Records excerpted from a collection
------------------------------------------------------------------------
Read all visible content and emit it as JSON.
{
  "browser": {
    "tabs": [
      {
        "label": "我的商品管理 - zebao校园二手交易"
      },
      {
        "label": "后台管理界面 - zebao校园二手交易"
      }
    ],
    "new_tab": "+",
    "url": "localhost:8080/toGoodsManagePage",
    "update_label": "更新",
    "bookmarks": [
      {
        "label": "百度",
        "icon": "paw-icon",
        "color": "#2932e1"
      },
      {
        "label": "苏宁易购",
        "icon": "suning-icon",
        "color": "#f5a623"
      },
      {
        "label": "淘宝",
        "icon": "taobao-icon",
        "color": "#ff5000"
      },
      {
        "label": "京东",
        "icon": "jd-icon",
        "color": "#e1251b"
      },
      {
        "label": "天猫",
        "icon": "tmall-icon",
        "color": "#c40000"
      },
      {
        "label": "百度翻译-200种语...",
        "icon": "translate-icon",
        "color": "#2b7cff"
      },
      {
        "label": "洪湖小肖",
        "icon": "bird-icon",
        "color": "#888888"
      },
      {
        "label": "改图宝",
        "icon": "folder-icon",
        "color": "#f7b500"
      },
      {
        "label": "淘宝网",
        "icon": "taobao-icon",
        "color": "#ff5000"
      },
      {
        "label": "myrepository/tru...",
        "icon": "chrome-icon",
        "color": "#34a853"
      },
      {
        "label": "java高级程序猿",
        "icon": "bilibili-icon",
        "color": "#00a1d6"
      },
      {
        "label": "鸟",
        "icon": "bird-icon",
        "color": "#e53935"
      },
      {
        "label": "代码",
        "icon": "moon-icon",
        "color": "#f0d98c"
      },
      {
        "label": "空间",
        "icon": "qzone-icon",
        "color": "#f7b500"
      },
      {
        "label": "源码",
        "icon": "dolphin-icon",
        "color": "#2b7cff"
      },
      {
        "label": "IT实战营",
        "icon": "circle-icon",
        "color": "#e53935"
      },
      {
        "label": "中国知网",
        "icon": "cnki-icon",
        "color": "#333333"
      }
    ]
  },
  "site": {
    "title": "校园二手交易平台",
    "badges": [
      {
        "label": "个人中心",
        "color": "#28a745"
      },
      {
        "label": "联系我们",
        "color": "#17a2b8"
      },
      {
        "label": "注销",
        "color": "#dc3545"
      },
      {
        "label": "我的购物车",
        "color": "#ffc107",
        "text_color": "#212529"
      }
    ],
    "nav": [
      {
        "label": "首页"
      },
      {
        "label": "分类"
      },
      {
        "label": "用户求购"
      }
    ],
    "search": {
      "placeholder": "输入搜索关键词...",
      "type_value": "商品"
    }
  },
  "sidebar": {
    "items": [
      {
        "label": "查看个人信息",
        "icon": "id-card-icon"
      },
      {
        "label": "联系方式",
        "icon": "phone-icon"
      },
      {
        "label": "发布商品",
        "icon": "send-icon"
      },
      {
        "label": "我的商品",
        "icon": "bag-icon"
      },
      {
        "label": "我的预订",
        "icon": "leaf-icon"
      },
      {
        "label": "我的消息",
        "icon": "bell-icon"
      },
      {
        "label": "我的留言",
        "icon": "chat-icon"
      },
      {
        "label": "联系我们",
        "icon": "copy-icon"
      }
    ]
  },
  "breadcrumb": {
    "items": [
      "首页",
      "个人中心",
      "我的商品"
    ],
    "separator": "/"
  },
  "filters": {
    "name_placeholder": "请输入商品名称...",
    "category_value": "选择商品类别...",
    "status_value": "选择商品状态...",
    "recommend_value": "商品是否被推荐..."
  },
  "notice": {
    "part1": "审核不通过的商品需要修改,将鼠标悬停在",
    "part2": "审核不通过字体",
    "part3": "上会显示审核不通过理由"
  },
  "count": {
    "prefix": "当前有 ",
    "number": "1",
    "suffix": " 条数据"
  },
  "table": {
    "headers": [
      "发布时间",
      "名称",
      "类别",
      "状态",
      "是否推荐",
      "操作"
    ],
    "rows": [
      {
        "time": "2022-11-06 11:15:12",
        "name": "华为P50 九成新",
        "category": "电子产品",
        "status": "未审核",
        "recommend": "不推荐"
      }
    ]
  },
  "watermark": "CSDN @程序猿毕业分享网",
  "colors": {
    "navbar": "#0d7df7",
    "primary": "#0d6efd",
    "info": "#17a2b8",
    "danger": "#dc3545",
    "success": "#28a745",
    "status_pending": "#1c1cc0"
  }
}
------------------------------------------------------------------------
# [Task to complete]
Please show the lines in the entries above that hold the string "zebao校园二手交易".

# [Result of this task]
        "label": "我的商品管理 - zebao校园二手交易"
        "label": "后台管理界面 - zebao校园二手交易"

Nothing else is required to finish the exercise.